On a less kindly day, they might tell me this is what happens to women with muscles and fever dreams and lust, but I would rather not hear such things. So when my parents call, there is not much we can talk about.

"My biceps are bigger," I tell them, touching the scar on my stomach. Muscles seem to be the safest topic of conversation. "I win things by flexing in public. I'll send you a picture."

"I hope you still have all that beautiful hair of yours," my mother says. "Working out is one thing, but what's the point if it changes your natural beauty?"

“I think she has the free agency to do what she wants,” my father says from another line. He hasn't spoken English with an accent since he was 7 years old and living in the 40’s. Money and religion have turned him white, like me.

"Free agency doesn’t keep me from worrying. At least I hope you keep your banking job,” my mother says. Her Mormon ancestors taught her the basics of wise financial planning. "Just remember, honey, you’ll never have to sell tortillas or anything else on the streets. Why else have we worked for all these years?"

They have never wanted to see their little girl change, but each day I do change. I lay outside in the sun and inside on tanning beds until my white skin doesn't look white. I eat tortillas before and after my heavier workouts, sitting in the sauna with a rag full of corn ones, chewing their dry, yellow textures. I say tough words in Spanish like pendejo and cabron, hoping for a transformation, hoping I can change from a white, middle-class, frightened nothing into something tan and impregnable, something I have never been.

"If you eat too many tortillas you'll soon be speaking nothing but Spanish," my mother says laughing during another long-distance conversation. Bad connections often require us to repeat much of what we say.

"Spanish is good," my father says. "It’s good. I speak it. I eat tortillas and so does your mother. I was born in Juarez you know." Almost every time I call, my father tells the story of his father's goats being buried by sand in the Sonoran desert, and I always laugh, long distance.

"Oh, James, goats move too much to be buried. The stories you make up," my mother says. "Anyway, if your daughter came down here, I bet she'd be shooting guns with the rest of them, she’s becoming such a radical. I bet she'd be one of those communists.”

"They're Maoists, not communists," I say. I try to think of the word for bourgeois in Spanish, but nothing comes. My Spanish book doesn't list it, and only has words like "dog," "rain," "apartment," "rent." Because I don't think the Maoists would care much for my textbook Spanish, and because the church does not appeal, I tell my mother I could never visit them there in that place where people shoot and touch you too much, where people get too close to you with guns.
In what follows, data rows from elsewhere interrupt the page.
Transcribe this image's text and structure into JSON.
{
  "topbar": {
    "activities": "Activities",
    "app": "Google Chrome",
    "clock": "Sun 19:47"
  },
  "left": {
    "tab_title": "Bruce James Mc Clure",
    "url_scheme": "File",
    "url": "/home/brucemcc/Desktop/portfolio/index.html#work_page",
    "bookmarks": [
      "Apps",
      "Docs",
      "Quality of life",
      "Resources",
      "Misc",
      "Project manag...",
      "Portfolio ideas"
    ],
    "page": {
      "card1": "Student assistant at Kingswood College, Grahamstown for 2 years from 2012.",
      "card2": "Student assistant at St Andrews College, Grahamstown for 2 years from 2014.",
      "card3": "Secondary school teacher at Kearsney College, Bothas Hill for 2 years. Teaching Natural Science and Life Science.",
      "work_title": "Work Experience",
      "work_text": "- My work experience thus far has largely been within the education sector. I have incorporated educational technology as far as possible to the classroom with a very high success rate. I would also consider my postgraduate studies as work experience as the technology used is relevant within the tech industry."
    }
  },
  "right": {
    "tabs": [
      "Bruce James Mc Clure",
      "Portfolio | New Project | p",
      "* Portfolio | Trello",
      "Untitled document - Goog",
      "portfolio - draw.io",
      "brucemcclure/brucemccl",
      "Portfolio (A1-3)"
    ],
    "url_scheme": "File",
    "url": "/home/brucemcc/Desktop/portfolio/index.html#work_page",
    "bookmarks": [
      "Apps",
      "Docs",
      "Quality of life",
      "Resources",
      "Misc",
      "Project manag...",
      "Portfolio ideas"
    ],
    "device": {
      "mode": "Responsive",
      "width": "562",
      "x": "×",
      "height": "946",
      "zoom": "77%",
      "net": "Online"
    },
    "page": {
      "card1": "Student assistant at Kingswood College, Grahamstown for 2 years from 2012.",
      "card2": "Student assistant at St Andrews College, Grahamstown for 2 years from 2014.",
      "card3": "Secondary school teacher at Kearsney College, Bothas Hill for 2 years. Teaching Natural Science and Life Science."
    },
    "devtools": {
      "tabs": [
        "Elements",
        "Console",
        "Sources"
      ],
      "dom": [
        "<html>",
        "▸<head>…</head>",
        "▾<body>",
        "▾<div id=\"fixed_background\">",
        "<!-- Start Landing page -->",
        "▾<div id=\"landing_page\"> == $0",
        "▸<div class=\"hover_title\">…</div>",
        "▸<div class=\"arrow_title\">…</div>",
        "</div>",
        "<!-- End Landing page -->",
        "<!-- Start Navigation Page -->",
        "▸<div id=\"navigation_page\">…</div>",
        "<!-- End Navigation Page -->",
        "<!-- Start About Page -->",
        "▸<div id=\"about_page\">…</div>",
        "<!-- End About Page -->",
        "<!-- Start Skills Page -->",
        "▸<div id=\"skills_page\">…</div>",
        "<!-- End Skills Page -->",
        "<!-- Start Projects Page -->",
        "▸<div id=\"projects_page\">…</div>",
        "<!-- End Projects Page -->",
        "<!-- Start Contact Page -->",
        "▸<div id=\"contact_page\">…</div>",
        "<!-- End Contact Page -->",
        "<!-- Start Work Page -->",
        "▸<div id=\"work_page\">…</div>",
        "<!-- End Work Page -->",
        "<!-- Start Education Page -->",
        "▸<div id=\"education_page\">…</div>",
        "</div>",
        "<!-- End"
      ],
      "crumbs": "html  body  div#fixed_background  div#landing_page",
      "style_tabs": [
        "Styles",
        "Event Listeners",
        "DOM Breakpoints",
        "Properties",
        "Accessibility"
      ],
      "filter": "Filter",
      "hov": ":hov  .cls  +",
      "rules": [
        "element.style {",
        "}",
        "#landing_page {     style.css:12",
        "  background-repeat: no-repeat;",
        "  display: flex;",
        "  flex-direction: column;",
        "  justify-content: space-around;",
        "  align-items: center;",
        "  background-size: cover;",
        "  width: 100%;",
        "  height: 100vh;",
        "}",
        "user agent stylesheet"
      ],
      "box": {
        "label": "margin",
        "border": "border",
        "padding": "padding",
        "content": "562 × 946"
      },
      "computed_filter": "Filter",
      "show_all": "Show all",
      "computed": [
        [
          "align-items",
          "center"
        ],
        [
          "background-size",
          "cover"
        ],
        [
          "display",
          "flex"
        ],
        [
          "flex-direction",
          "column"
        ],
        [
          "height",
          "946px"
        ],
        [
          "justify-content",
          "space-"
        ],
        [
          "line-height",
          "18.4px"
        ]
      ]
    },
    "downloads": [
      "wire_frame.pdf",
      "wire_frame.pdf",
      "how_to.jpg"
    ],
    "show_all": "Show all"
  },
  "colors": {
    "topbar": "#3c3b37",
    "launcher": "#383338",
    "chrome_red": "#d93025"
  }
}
"People are the same everywhere," my mother says. My father hums a little on the other line, reading probably. He is a self-educated man. Every so often when there is phone silence he says "Yes," and "Oh."

I, too, am a self-made woman, or so I like to think. Each day I squeeze my fist, watching the power of my veins. But as I begin to sweat in saunas and think I feel pure, I remember yellow, the color of the sun, the color of the barrio boy's shirt. I remember how the yellow reflected off his gun, and the way his teeth reflected everything. Every time I feel some strength, I also remember my inability to move.

And so, I have made my body magnificent.